The first step is to work out shared goals to guide the development of a mental health strategy. The Commission is seeking public and stakeholder input on the eight goals that are set out in the document Toward Recovery and Well-Being – A Framework for a Mental Health Strategy for Canada.

This draft framework document proposes a vision for WHAT a transformed mental health system should look like. Your input will help us to finalize the draft framework, and to set the stage for developing a detailed roadmap for HOW to achieve the eight goals it contains.

Your contribution to this exercise is important: it is only by working together that we will keep mental health issues out of the shadows – forever.

You can contribute online at:

The consultation period ends on April 19, 2009.


Mental Health Camp 2009

On Saturday, April 25, 2009, Vancouver will host its first unconference on Mental Health.

It all started with a panel held at Northern Voice this year – Coping Digitally.   This panel got a lot of positive feedback and I think everyone there felt like they really wished there had been more time to discuss all the issues raised more fully.  Enter Mental Health Camp.  This full-day event is ” a conference about the intersection of social media and mental health.”  From their website:

We are asking questions such as

  • How can blogging help decrease the stigma of mental health?
  • How does someone with a mental illness navigate the waters of anonymity in the transparent world of social media?
  • How is the journaling that happens in blogging similar to or different from journaling for healing?
  • How can social media participants with mental health issues help each other?

If you are interested in volunteering at, presenting at and/or attending Mental Health Camp, be sure to check out their wiki site.

Props to Raul and Isabella for organizing this!


Read Airdrie’s article!

Today on Mental Health Notes, Vancouver blogger and postcaster Airdrie (of Lip Gloss and Laptops fame) started a series on her experience with depression:

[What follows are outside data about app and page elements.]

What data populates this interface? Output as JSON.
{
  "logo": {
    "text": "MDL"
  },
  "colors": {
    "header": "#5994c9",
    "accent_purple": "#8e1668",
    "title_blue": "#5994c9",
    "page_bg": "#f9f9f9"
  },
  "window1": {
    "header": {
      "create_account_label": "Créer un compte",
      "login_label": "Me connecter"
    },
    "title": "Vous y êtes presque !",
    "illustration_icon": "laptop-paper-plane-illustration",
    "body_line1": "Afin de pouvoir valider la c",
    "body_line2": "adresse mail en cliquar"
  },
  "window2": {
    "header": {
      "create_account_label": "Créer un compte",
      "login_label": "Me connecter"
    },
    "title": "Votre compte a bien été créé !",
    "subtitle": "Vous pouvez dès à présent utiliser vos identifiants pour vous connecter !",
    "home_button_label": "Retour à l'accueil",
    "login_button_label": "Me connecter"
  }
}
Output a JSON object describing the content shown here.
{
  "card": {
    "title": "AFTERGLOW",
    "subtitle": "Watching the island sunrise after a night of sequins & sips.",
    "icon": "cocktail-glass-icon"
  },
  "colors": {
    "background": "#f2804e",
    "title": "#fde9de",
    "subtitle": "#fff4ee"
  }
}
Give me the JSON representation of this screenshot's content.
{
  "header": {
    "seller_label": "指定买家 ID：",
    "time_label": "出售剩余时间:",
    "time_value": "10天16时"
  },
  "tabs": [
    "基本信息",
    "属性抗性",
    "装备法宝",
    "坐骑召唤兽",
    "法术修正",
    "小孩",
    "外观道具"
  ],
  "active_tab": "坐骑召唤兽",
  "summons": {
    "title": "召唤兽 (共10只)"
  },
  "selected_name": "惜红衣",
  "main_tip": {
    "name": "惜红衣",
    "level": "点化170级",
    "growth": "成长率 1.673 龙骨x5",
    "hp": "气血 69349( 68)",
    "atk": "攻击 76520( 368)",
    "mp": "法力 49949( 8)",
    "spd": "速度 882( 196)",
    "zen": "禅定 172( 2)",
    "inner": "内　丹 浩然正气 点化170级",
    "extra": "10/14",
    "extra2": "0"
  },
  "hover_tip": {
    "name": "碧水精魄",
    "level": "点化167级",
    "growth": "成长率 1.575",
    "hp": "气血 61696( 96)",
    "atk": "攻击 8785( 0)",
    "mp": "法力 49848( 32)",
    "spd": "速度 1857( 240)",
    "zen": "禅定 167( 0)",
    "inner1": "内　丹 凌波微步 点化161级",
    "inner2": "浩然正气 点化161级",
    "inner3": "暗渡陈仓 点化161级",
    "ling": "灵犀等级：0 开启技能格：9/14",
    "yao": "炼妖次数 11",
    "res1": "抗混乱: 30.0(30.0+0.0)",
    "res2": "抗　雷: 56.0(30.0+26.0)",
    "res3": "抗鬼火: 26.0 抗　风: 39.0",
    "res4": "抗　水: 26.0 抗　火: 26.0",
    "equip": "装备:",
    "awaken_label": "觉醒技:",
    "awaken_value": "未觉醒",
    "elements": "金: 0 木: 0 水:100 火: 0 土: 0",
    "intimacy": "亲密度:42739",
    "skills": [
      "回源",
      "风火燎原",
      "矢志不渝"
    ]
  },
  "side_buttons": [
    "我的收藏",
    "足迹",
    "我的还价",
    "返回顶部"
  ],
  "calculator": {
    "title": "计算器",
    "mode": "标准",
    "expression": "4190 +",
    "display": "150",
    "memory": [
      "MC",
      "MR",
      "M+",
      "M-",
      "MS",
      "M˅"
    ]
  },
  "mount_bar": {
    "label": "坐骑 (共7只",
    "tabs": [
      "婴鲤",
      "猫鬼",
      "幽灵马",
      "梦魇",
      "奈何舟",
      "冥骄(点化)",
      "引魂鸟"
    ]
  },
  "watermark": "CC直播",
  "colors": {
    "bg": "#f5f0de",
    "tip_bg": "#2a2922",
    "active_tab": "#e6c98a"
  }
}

My first experience with clinical depression came in the year 2000. I remember clearly: I was in the maternity ward recovering from the birth of my second daughter. She was a healthy baby, and my labor was relatively easy. But something was not right; I had a sinking feeling in my stomach. It was like I was falling, out of control, and afraid. My confident cheery personality had just disappeared overnight. Literally 12 hours after the delivery, I was a different person. (check out the whole posting here)

I think it awesome that Airdrie is sharing her own personal story with the world.  Stigma around mental health issues is prevalent and it makes people hesitant to tell their stories.  And that results in people feeling isolated.  And to not seek the care they need and deserve.  When people share their stories, it helps to let other people experiencing similar things to know they aren’t alone and it also helps dispel myths about mental health issues.

In her article, she discusses, among other things, Student Health facilities as a great way for university students to access mental health services.  I totally agree with her – during the last year of my doctoral studies, I was not only going through the stress of completing a Ph.D. (complete with a very unexpected snag), trying to find a job (which also came with a somewhat devastating snag of its own), but I was also in the process of getting divorced (which resulted from anotherdevastating situation).  I honestly don’t know what I would have done without my counselor at the university’s Counseling Services.   I really encourage students to use the Counseling Services and Student Health Services available to them and for people who aren’t students,to use the resources available in your community.

And I encourage people to read Airdrie’s article.  I’ve added Mental Health Notes to my Google Reader and I’m looking foward to the rest of the series.

Thanks, Airdrie, you are doing more good than you know!

Further reading:
“Time for Action: Tackling Stigma & Discrimination – Report to the Mental Health Commission of Canada” (PDF)